We knew this was coming and yet it still feels totally unreal, doesn’t it? They’re FINALLY going forward with a live action Pokémon movie and frankly they seemed to have made the smart move by going with one of the Pikachu spin-offs rather than try to encompass the entirety of the Pokémon experience into one movie, but hey! Just give it a few years and we’ll surely get our Pokémon Trilogy followed by a Pokémon Expanded Universe, so for now let’s take a look at the trailer for what will surely be one of the biggest films of next year! The first thing I’m sure everyone noticed is HOW FREAKING DARK THE TONE OF THIS MOVIE IS!! I mean sure, it’s not Bladerunner, Sin City, or even Who Framed Roger Rabbit, but the aesthetic here is unlike anything I’ve ever seen associated with Pokémon; even that Pokémon Coliseum game with that broody looking protagonist. It’s ridiculously incongruous in so many ways; especially where this dude who looks MAYBE sixteen is supposedly a grown ass man on the police force (maybe?) and lives in Daredevil’s apartment complete with overbearing neon lights constantly seeping through the cracks of his blinds, and we have moody cinematography with wistful music over freaking Pokémon posters on his walls! It’s utterly ridiculous and frankly feels about on par with the Super Mario Bros movie as far as strange yet oddly compelling design choices for such a kid friendly franchise. Yeah, I said it! Super Mario Bros THE MOVIE looks pretty cool!
Are you ready to close the book on 2017 once and for all? I certainly am, and with this last look back at the games I played for the first time that year, I can not only close that book but toss into a fire and then kick it a few times for good measure! But hey, I guess not EVERYTHING was bad that year; even if half the games I’m referencing in this list are from different years altogether! Heck, even the bad ones managed to distract me from the nonsense going on in the world every freaking agonizing day, so why not take one last look at them to see what we can learn from them? Let’s get started!!
Developed by Sonic Team

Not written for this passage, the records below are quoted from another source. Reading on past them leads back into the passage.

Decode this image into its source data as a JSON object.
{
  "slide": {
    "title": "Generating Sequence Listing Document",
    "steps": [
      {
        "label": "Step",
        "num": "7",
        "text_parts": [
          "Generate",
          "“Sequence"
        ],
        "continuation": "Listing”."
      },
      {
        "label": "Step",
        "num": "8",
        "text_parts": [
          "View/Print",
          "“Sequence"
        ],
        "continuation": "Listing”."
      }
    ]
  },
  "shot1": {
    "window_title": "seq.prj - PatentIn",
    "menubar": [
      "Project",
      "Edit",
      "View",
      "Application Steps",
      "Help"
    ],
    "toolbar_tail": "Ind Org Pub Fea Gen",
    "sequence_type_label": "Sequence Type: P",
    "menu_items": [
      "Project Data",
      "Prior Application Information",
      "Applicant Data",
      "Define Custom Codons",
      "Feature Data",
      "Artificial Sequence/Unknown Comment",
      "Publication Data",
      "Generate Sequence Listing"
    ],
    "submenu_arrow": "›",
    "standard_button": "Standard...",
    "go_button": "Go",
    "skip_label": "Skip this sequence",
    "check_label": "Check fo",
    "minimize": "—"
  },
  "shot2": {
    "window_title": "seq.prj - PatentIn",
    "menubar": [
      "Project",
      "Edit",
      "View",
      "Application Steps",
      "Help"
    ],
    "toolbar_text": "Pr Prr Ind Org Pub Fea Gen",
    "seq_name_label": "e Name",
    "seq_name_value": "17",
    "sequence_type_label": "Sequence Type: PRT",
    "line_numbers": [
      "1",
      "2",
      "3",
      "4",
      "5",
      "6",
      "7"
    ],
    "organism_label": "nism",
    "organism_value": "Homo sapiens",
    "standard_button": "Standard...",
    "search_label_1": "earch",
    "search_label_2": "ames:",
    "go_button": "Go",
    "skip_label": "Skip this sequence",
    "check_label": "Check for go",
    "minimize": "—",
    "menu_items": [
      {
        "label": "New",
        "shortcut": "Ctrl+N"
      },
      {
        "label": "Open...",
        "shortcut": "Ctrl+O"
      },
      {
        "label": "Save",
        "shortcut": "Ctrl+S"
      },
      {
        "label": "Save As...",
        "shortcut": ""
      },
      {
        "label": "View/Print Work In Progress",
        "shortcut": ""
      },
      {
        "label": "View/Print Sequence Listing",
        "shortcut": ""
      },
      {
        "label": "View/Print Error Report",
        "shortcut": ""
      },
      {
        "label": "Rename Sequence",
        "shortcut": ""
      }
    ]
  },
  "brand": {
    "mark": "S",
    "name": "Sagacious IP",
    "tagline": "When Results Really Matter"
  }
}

Here’s the thing about this game which I played for the very first time in 2017. As much as it has the reputation of being THE WORST GAME EVER, it honestly isn’t THAT bad of a time. It’s not GOOD by any stretch, but I never found it to be flawed enough to be more than just boring which is STILL better than offensive garbage like Hatred or Call of Juarez: The Cartel. Heck, on a fundamental functional level, I actually found it to be sounder than something like The Evil Within which ALWAYS felt extremely uncomfortable to play; like it was some sort of facsimile of a video game made by people who had only ever heard of such a thing. Sonic 06 is absolutely terrible, but in the pantheon of bad games I find it to be more amusing than painful which I GUESS is an achievement of sorts; just ask Tommy Wiseau! Sonic is always a fascinating character to think about as there’s something… engrossing about him and the myriad of stuff that has built up around him, and maybe it’s this weirdly unique identity that has allowed it to preserver despite numerous setbacks like this game, Sonic Boom, and even the rather poorly received Sonic Forces. The fact that ANY character survived the monstrosity that this game ended up being (even if I don’t think it’s THE WORST thing ever) is a testament to the longevity of Sonic’s success and the way he managed to connect with fans. It’d be impressive if it weren’t for the fact that it basically let Sega get away with releasing such terrible games with impunity.